____ SUPPLIED RECORDS

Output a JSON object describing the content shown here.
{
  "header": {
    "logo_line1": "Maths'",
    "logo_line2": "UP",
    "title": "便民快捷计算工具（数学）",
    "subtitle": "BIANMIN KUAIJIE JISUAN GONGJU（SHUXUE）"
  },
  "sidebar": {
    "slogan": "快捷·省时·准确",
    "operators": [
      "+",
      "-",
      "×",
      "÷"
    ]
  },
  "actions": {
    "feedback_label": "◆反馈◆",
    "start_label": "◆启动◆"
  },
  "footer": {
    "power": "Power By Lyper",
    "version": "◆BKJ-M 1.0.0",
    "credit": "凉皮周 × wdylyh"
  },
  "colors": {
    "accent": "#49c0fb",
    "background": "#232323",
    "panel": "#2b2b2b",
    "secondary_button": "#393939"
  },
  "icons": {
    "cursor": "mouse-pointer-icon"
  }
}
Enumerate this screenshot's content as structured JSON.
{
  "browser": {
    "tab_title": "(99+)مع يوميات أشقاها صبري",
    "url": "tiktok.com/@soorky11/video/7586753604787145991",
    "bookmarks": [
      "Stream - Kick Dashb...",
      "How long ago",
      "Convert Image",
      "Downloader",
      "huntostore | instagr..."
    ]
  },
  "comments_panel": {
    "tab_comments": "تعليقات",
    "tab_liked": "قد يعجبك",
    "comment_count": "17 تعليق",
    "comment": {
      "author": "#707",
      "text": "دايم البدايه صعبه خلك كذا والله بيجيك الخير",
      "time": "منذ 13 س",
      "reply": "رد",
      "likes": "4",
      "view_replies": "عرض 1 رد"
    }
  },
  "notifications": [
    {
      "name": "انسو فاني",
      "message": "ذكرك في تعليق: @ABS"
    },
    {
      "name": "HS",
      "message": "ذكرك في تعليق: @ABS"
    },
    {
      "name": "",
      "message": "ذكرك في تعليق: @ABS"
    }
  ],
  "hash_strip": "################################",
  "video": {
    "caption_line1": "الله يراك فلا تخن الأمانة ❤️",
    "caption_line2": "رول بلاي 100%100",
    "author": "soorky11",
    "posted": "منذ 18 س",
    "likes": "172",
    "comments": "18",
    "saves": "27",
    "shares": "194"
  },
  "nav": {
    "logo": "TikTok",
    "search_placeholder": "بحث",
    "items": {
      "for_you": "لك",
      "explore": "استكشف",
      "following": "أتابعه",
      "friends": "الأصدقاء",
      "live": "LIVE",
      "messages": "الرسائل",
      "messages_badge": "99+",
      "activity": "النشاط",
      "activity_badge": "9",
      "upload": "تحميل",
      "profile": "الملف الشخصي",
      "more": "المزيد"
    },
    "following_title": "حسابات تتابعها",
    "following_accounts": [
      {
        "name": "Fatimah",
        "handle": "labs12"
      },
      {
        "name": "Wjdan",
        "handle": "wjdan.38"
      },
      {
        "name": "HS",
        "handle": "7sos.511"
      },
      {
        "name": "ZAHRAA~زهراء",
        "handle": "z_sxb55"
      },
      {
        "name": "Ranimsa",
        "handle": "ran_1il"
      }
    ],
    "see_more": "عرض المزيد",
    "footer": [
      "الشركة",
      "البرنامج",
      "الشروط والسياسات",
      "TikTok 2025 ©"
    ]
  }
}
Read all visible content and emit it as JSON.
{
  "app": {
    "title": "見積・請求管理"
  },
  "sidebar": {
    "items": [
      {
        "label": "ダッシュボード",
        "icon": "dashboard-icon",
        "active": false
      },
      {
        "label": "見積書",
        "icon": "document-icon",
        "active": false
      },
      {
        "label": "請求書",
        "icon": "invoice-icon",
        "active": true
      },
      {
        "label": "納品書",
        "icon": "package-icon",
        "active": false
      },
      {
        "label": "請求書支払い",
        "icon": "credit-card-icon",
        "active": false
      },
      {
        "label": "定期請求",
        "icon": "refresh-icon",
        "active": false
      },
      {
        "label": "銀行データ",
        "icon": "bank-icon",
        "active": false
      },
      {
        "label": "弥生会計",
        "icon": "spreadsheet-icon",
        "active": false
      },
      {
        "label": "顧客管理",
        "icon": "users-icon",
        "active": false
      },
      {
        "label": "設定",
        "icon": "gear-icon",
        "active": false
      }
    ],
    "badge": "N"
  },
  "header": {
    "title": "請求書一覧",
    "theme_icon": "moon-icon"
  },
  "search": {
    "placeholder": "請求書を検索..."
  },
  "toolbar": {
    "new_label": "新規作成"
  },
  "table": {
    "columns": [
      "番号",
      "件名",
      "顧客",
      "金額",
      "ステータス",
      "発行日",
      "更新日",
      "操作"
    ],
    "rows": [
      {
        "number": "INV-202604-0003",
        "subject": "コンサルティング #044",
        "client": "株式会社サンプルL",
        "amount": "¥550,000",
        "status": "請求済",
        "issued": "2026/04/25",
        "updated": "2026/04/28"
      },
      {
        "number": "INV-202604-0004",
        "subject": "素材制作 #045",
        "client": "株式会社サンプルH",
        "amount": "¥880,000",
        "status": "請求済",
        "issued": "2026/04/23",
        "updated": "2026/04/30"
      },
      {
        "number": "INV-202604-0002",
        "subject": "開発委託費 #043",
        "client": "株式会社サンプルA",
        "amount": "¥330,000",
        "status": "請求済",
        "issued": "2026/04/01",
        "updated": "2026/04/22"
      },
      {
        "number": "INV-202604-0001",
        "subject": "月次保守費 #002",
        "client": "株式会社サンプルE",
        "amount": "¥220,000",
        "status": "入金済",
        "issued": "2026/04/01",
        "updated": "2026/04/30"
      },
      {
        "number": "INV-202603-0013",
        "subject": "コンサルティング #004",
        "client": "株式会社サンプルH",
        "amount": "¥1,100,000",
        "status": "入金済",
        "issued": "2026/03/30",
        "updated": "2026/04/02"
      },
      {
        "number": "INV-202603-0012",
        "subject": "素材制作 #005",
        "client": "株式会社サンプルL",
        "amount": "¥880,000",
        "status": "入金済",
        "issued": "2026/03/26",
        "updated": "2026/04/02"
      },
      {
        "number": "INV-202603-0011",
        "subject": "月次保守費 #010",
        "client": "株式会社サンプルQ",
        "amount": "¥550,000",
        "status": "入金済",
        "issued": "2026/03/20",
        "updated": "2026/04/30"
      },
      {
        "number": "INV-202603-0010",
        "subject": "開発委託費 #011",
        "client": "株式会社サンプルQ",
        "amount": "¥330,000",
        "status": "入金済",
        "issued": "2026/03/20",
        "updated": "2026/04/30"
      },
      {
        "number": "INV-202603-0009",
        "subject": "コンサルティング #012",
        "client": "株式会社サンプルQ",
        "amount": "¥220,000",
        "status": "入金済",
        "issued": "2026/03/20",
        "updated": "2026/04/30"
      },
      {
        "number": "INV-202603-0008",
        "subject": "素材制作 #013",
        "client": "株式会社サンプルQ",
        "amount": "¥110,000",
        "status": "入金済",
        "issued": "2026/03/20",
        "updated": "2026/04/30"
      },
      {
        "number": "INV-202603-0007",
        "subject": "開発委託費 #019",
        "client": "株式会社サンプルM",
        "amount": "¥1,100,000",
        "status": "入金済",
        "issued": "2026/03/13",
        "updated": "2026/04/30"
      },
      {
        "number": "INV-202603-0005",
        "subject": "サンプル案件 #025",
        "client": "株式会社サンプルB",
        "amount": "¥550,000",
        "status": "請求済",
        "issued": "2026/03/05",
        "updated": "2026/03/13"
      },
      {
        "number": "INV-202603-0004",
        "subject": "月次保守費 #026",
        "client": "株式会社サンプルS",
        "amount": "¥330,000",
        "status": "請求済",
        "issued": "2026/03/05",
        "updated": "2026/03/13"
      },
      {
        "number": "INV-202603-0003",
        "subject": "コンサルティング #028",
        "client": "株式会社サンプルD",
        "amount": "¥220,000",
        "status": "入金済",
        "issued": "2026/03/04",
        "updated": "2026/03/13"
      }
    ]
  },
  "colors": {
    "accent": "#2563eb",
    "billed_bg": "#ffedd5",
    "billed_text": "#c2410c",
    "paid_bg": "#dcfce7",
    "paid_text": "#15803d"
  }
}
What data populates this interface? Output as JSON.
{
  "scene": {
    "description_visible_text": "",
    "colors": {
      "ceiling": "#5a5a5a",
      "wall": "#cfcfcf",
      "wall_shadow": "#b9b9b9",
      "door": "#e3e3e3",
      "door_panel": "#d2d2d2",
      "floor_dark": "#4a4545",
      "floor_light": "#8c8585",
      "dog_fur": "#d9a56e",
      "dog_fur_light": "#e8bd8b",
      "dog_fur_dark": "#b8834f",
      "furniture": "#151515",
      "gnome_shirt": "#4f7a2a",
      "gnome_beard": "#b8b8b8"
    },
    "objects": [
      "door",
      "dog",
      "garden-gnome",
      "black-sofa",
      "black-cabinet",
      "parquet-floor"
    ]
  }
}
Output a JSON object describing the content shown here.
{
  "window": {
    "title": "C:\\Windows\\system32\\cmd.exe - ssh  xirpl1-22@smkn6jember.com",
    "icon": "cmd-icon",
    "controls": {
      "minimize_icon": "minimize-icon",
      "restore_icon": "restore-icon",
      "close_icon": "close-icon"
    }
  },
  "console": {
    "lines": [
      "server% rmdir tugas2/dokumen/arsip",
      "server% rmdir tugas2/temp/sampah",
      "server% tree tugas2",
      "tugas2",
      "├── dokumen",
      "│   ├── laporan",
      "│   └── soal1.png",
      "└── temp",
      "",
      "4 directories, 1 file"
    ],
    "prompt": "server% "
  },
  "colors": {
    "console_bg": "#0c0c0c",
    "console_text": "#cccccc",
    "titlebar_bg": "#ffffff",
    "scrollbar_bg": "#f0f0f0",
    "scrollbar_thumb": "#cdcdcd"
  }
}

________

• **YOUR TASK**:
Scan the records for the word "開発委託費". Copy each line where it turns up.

• **SOLUTION TO THIS PROBLEM**:
        "subject": "開発委託費 #043",
        "subject": "開発委託費 #011",
        "subject": "開発委託費 #019",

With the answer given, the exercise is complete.